**TASK DIRECTIONS**
Print the data that follows exactly, leaving nothing out.

Component data from apps and pages
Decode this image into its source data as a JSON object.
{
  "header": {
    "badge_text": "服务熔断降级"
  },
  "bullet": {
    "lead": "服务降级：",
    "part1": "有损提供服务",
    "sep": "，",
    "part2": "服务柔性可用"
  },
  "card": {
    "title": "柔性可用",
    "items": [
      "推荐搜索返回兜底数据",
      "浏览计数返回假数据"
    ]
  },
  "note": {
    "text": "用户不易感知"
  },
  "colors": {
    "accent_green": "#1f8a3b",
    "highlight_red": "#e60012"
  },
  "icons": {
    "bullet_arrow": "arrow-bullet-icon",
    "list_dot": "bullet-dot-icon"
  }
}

**EXERCISE SOLUTION**
Decode this image into its source data as a JSON object.
{
  "header": {
    "badge_text": "服务熔断降级"
  },
  "bullet": {
    "lead": "服务降级：",
    "part1": "有损提供服务",
    "sep": "，",
    "part2": "服务柔性可用"
  },
  "card": {
    "title": "柔性可用",
    "items": [
      "推荐搜索返回兜底数据",
      "浏览计数返回假数据"
    ]
  },
  "note": {
    "text": "用户不易感知"
  },
  "colors": {
    "accent_green": "#1f8a3b",
    "highlight_red": "#e60012"
  },
  "icons": {
    "bullet_arrow": "arrow-bullet-icon",
    "list_dot": "bullet-dot-icon"
  }
}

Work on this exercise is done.